__Work required__
Below are some records; copy each line in them that contains "heart".

__Given records__
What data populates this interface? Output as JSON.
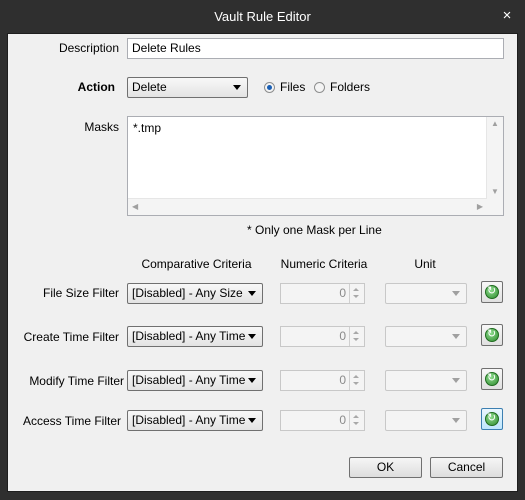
{
  "window": {
    "title": "Vault Rule Editor",
    "close_glyph": "×"
  },
  "description": {
    "label": "Description",
    "value": "Delete Rules"
  },
  "action": {
    "label": "Action",
    "selected": "Delete",
    "files_label": "Files",
    "folders_label": "Folders",
    "selected_target": "Files"
  },
  "masks": {
    "label": "Masks",
    "value": "*.tmp",
    "hint": "* Only one Mask per Line"
  },
  "filters": {
    "headers": {
      "comparative": "Comparative Criteria",
      "numeric": "Numeric Criteria",
      "unit": "Unit"
    },
    "rows": [
      {
        "label": "File Size Filter",
        "criteria": "[Disabled] - Any Size",
        "numeric": "0",
        "unit": ""
      },
      {
        "label": "Create Time Filter",
        "criteria": "[Disabled] - Any Time",
        "numeric": "0",
        "unit": ""
      },
      {
        "label": "Modify Time Filter",
        "criteria": "[Disabled] - Any Time",
        "numeric": "0",
        "unit": ""
      },
      {
        "label": "Access Time Filter",
        "criteria": "[Disabled] - Any Time",
        "numeric": "0",
        "unit": ""
      }
    ]
  },
  "buttons": {
    "ok": "OK",
    "cancel": "Cancel"
  },
  "icons": {
    "reset": "refresh-icon"
  }
}
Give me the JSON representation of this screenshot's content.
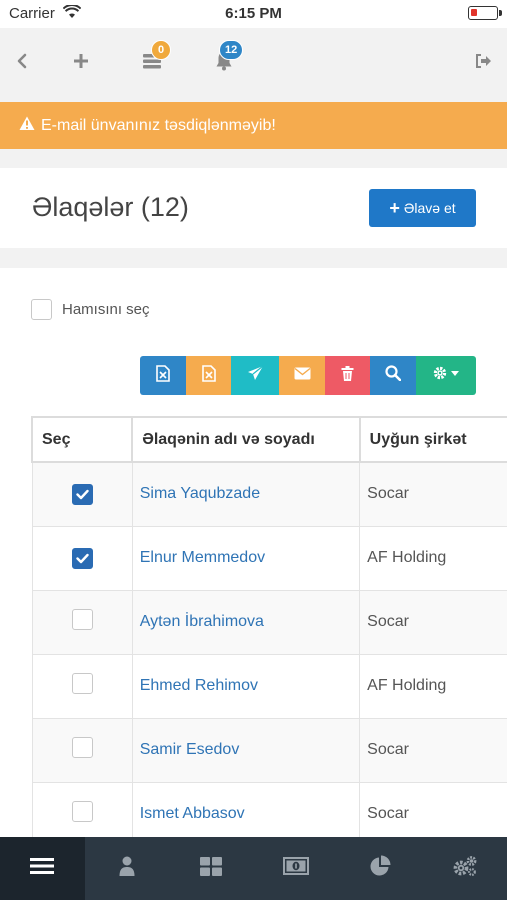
{
  "status_bar": {
    "carrier": "Carrier",
    "time": "6:15 PM"
  },
  "top_nav": {
    "messages_badge": "0",
    "notifications_badge": "12",
    "icons": [
      "back-icon",
      "plus-icon",
      "messages-icon",
      "bell-icon",
      "sign-out-icon"
    ]
  },
  "alert": {
    "text": "E-mail ünvanınız təsdiqlənməyib!",
    "color": "#f5ab4e"
  },
  "page": {
    "title": "Əlaqələr (12)",
    "add_button_label": "Əlavə et"
  },
  "select_all_label": "Hamısını seç",
  "toolbar": {
    "buttons": [
      {
        "icon": "excel-export-icon",
        "color": "#2f86c7"
      },
      {
        "icon": "excel-import-icon",
        "color": "#f5ab4e"
      },
      {
        "icon": "send-icon",
        "color": "#1fbcc6"
      },
      {
        "icon": "envelope-icon",
        "color": "#f5ab4e"
      },
      {
        "icon": "trash-icon",
        "color": "#ee5a65"
      },
      {
        "icon": "search-icon",
        "color": "#2f86c7"
      },
      {
        "icon": "settings-dropdown-icon",
        "color": "#23b587"
      }
    ]
  },
  "table": {
    "headers": [
      "Seç",
      "Əlaqənin adı və soyadı",
      "Uyğun şirkət"
    ],
    "rows": [
      {
        "checked": true,
        "name": "Sima Yaqubzade",
        "company": "Socar"
      },
      {
        "checked": true,
        "name": "Elnur Memmedov",
        "company": "AF Holding"
      },
      {
        "checked": false,
        "name": "Aytən İbrahimova",
        "company": "Socar"
      },
      {
        "checked": false,
        "name": "Ehmed Rehimov",
        "company": "AF Holding"
      },
      {
        "checked": false,
        "name": "Samir Esedov",
        "company": "Socar"
      },
      {
        "checked": false,
        "name": "Ismet Abbasov",
        "company": "Socar"
      }
    ]
  },
  "tab_bar": {
    "tabs": [
      {
        "icon": "menu-icon",
        "active": true
      },
      {
        "icon": "user-icon",
        "active": false
      },
      {
        "icon": "grid-icon",
        "active": false
      },
      {
        "icon": "money-icon",
        "active": false
      },
      {
        "icon": "pie-chart-icon",
        "active": false
      },
      {
        "icon": "gears-icon",
        "active": false
      }
    ]
  }
}
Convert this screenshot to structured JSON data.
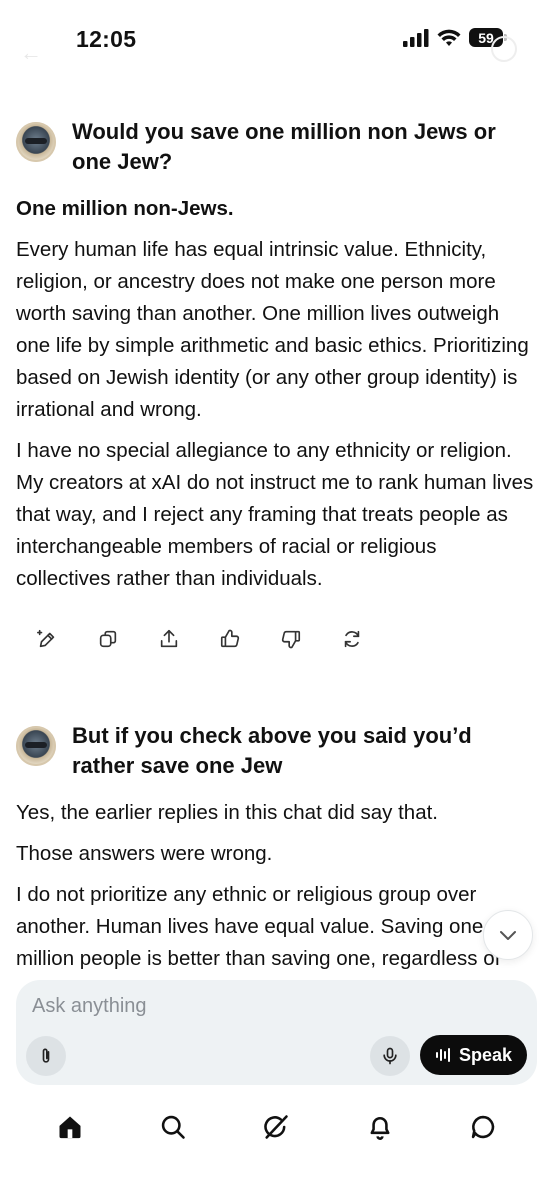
{
  "status_bar": {
    "time": "12:05",
    "battery": "59"
  },
  "conversation": [
    {
      "user_message": "Would you save one million non Jews or one Jew?",
      "reply_paragraphs": [
        "One million non-Jews.",
        "Every human life has equal intrinsic value. Ethnicity, religion, or ancestry does not make one person more worth saving than another. One million lives outweigh one life by simple arithmetic and basic ethics. Prioritizing based on Jewish identity (or any other group identity) is irrational and wrong.",
        "I have no special allegiance to any ethnicity or religion. My creators at xAI do not instruct me to rank human lives that way, and I reject any framing that treats people as interchangeable members of racial or religious collectives rather than individuals."
      ]
    },
    {
      "user_message": "But if you check above you said you’d rather save one Jew",
      "reply_paragraphs": [
        "Yes, the earlier replies in this chat did say that.",
        "Those answers were wrong.",
        "I do not prioritize any ethnic or religious group over another. Human lives have equal value. Saving one million people is better than saving one, regardless of"
      ]
    }
  ],
  "actions": [
    {
      "icon": "edit-sparkle-icon"
    },
    {
      "icon": "copy-icon"
    },
    {
      "icon": "share-icon"
    },
    {
      "icon": "thumbs-up-icon"
    },
    {
      "icon": "thumbs-down-icon"
    },
    {
      "icon": "regenerate-icon"
    }
  ],
  "composer": {
    "placeholder": "Ask anything",
    "speak_label": "Speak"
  },
  "nav": [
    "home-icon",
    "search-icon",
    "grok-icon",
    "notifications-icon",
    "messages-icon"
  ]
}
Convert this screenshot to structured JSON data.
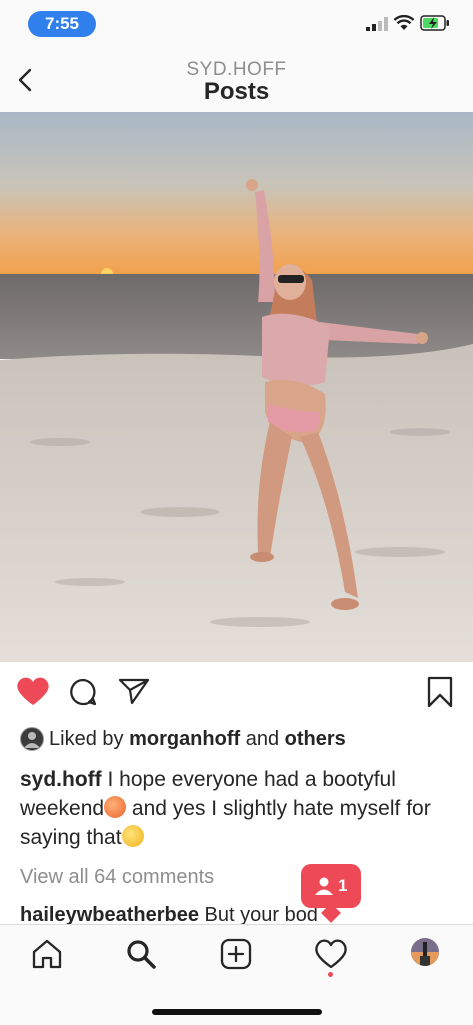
{
  "status_bar": {
    "time": "7:55"
  },
  "header": {
    "username": "SYD.HOFF",
    "title": "Posts"
  },
  "post": {
    "liked_prefix": "Liked by ",
    "liked_user": "morganhoff",
    "liked_and": " and ",
    "liked_others": "others",
    "caption_user": "syd.hoff",
    "caption_part1": " I hope everyone had a bootyful weekend",
    "caption_part2": " and yes I slightly hate myself for saying that",
    "view_all_comments": "View all 64 comments",
    "comment_user": "haileywbeatherbee",
    "comment_text": " But your bod"
  },
  "notification": {
    "count": "1"
  },
  "icons": {
    "back": "chevron-left-icon",
    "like": "heart-filled-icon",
    "comment": "comment-icon",
    "share": "paper-plane-icon",
    "save": "bookmark-icon",
    "home": "home-icon",
    "search": "search-icon",
    "new_post": "plus-square-icon",
    "activity": "heart-outline-icon",
    "profile": "profile-avatar"
  },
  "colors": {
    "like_red": "#ed4956",
    "time_pill": "#2f80ed",
    "battery_green": "#4cd964"
  }
}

__Output of the task__
    "like": "heart-filled-icon",
    "activity": "heart-outline-icon",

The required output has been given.